Content starts

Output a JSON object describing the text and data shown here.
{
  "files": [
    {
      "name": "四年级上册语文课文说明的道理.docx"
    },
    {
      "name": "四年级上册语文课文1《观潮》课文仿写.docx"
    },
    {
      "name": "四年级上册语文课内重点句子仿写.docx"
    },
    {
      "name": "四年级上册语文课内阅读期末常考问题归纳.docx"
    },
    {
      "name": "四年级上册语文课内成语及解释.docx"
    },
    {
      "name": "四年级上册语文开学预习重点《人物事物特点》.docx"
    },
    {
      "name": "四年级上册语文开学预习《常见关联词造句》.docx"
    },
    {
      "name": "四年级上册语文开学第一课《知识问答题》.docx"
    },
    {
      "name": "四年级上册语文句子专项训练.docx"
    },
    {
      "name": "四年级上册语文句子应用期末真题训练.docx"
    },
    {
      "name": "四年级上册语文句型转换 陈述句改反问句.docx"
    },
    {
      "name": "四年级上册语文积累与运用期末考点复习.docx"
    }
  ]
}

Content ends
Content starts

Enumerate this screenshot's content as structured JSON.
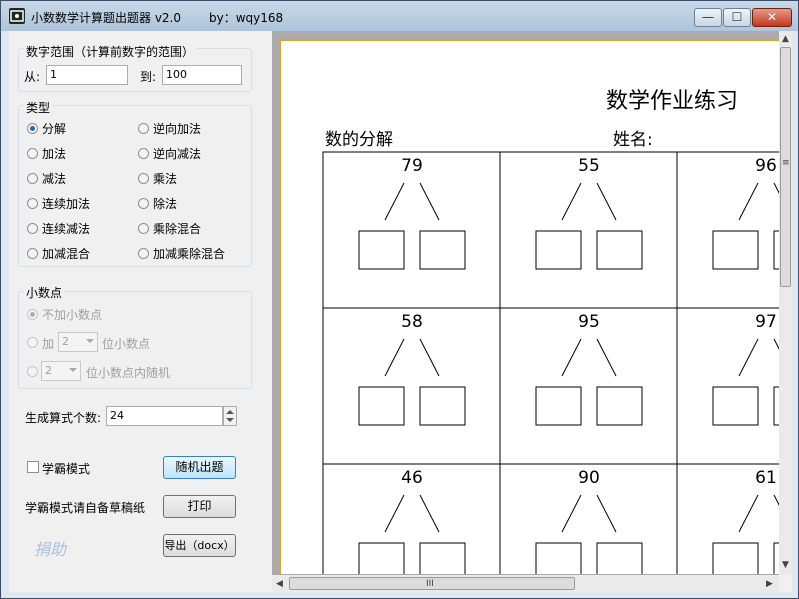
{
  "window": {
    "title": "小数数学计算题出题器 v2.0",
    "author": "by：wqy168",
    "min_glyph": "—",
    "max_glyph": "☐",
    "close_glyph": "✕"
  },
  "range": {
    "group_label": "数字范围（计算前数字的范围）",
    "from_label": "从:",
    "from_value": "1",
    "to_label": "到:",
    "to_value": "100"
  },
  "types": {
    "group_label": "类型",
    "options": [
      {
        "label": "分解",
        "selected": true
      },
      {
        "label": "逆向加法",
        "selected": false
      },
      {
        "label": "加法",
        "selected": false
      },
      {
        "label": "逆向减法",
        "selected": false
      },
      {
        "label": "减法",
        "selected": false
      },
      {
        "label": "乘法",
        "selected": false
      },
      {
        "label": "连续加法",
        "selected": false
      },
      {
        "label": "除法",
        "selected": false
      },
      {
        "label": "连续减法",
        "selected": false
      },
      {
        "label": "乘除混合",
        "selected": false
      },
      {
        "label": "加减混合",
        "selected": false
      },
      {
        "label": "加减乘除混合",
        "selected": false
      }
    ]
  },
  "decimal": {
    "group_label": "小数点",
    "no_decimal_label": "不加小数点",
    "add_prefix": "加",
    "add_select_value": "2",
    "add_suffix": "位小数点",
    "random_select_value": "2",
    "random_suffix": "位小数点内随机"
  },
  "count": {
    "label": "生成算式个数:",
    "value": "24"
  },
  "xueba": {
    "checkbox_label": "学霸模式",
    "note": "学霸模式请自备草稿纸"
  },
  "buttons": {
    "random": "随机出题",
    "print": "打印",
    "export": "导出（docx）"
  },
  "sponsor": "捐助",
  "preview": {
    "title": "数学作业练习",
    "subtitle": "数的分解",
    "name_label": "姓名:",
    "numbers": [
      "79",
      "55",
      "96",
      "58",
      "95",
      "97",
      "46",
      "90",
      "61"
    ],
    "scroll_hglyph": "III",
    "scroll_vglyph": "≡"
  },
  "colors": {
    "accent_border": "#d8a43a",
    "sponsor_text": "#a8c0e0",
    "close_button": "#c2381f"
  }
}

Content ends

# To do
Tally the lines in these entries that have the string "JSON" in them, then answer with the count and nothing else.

# Answer area
2